What my vegan baby eats

Healthy vegan baby

Healthy vegan baby

Raising a vegan child isn`t always easy. Not because of the food options, but because of people`s misunderstanding of what veganism is. I have been accused of depriving my child from his basic nutrition; loving animals more than my son; putting him at risk of malnutrition and anaemia; and a number of other less dramatic wrong-doing. Most of the time, when people find out about our diet, they fill me with questions and I can`t blame them; there is a lack of information and abundant misconception on the subject. So I try to take all the questions seriously and always answer them as well as I can, but there is so much to say it`s hard to squeeze it all in a few minutes of conversation before people get bored of the subject and start talking about how delicious steak is. So for those who are truly interested – and for my sake – I decided to write about the main questions I normally hear, one post at a time.

Probably the most frequent question I hear is: “What do you eat”?

First of all, I need to clarify something: we do eat. We don`t eat less than other people – if anything we eat more – and we don`t hate food, we`re not fussy (most of us, at least), and we are not just trying to lose weight (again, most of us). Also, veganism doesn`t have a standard menu we`re supposed to follow. It simply means we do not consume any animal products. That`s it. There are infinite ways of being vegan, including healthy and unhealthy ones. So it can be absolutely suitable for babies from weaning – or from birth in the case of formula-fed babies.

Now this is my son`s case:

My son was exclusively breastfed for over five months. Just before he turned six months, he seemed ready to start eating solids, so I gave him pureed butternut squash. He loved it. He also seemed very interested in feeding himself so I did a mix of baby-led weaning and pureed food – sometimes he would only eat if I fed him with a spoon, go figure. I kept breastfeeding on demand but would always try to give him food first so he would depend less and less on the breast.

For the baby-led part of his weaning I gave him pieces of fruit and veggies, such as cucumber, apple, banana, peaches, oranges, cooked potato and carrots, pasta (I recommend penne over spaghetti, way less messy) with tomato sauce and bits of veggies, things like that. Some of the fruit he wouldn`t eat whole, he would eat in a puree, like strawberries, so I blended some fruit together to feed him with a spoon. I also prepared porridge the American way, mixing oats and boiled water. I add pieces of fruit, mashed banana or purees to it for flavour – he loves it.

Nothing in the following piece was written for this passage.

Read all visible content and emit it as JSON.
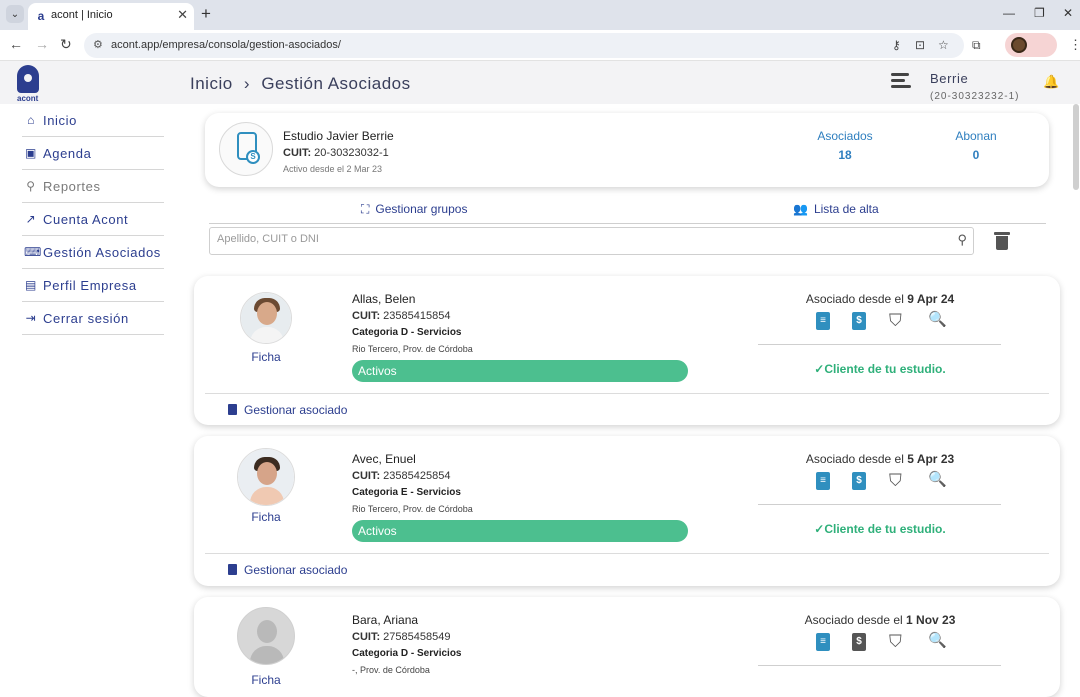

After a few months he was eating pretty much the same as me. This is how I plan our meals:

I have a whole-food, plant-based diet that`s also starch based. That means I don`t eat any animal products such as meat, dairy or eggs. It also means I cook from scratch, from real food, trying to avoid processed food (especially white flour, white bread, white anything) as much as I can. To be fair, I do buy some baby snacks for those occasions I don`t have time to prepare anything and need to be out with my son during most of the day. Most of our meals, though, are real food. To base your diet on starch means a big part of my meals is starchy food. So for every meal I either have a generous portion of grains (mostly rice and beans, because I`m Brazilian and this is culturally what we add to anything we eat), whole grain pasta or starchy root vegetables, like potatoes. The starchy bit is our main source of calories. Then I add veggies we like, trying to vary as much as possible so we get all the vitamins, minerals and amino-acids we need. My son eats about five times a day: breakfast, morning snack, lunch, afternoon snack and dinner.

These are some examples of typical meals:

1 – For lunch or dinner: Rice (preferably brown), black beans, roasted potato + carrots + parsnips, steamed broccoli and cucumber salad. Fruit for dessert.

2 – For lunch or dinner: Lasagne (whole grain sheets) made with tomato sauce, mushroom, aubergine, onions, leeks, carrots and courgettes. Vegan cake (with whole flour and brown sugar) for dessert.

3 – For lunch or dinner: Rice (preferably brown), potato curry with bell peppers and onions, lettuce and tomato salad. Vegan flapjack for dessert.

4 – For breakfast: oatmeal with fruits.

5 – For snack: fruit, rice cakes, chopped veggies, etc…

 

I know what you`re thinking: “How about the protein”? Believe it or not, there`s plenty of protein in these meals I just mentioned. All plants have protein and me and my son are doing very well. He is 15 months old now and he is still gaining weight nicely, is very active and energetic, very smart and growing up fast, as any other healthy child. My last blood tests came out great and I don`t take any supplements, neither does my son (Though I keep an eye out for vitamin B12 and D, I`ll write more about it on another post).

If you are interested and want to know more about the subject, I recommend the following books, videos and websites:

 

Books:

The China Study

Whole

Swallow This

 

Documentaries:

Cowspiracy

Forks Over Knives

 

Videos:

Starch Solution

101 Reasons to Go Vegan

 

Websites:

Vegan Society

Nutrition Facts